DESCRIPTION OF THE TASK
Return all lines of the listing below that carry the word "from".

————————

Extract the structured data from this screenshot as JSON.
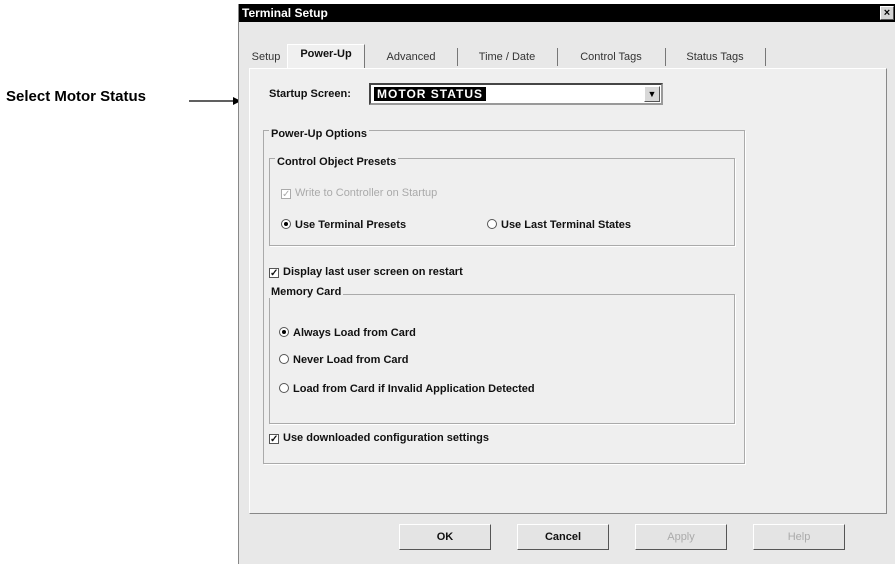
{
  "callout": {
    "text": "Select Motor Status"
  },
  "window": {
    "title": "Terminal Setup",
    "close_glyph": "×"
  },
  "tabs": [
    {
      "label": "Setup",
      "active": false
    },
    {
      "label": "Power-Up",
      "active": true
    },
    {
      "label": "Advanced",
      "active": false
    },
    {
      "label": "Time / Date",
      "active": false
    },
    {
      "label": "Control Tags",
      "active": false
    },
    {
      "label": "Status Tags",
      "active": false
    }
  ],
  "startup": {
    "label": "Startup Screen:",
    "value": "MOTOR STATUS",
    "dropdown_icon": "▼"
  },
  "power_up_options": {
    "title": "Power-Up Options",
    "control_presets": {
      "title": "Control Object Presets",
      "write_to_controller": {
        "label": "Write to Controller on Startup",
        "checked": true,
        "disabled": true
      },
      "use_terminal_presets": {
        "label": "Use Terminal Presets",
        "selected": true
      },
      "use_last_states": {
        "label": "Use Last Terminal States",
        "selected": false
      }
    },
    "display_last": {
      "label": "Display last user screen on restart",
      "checked": true
    },
    "memory_card": {
      "title": "Memory Card",
      "always_load": {
        "label": "Always Load from Card",
        "selected": true
      },
      "never_load": {
        "label": "Never Load from Card",
        "selected": false
      },
      "load_if_invalid": {
        "label": "Load from Card if Invalid Application Detected",
        "selected": false
      }
    },
    "use_downloaded": {
      "label": "Use downloaded configuration settings",
      "checked": true
    }
  },
  "buttons": {
    "ok": "OK",
    "cancel": "Cancel",
    "apply": "Apply",
    "help": "Help"
  },
  "check_glyph": "✓"
}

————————

ANSWER SPACE
Extract the structured data from this screenshot as JSON.
        "label": "Always Load from Card",
        "label": "Never Load from Card",
        "label": "Load from Card if Invalid Application Detected",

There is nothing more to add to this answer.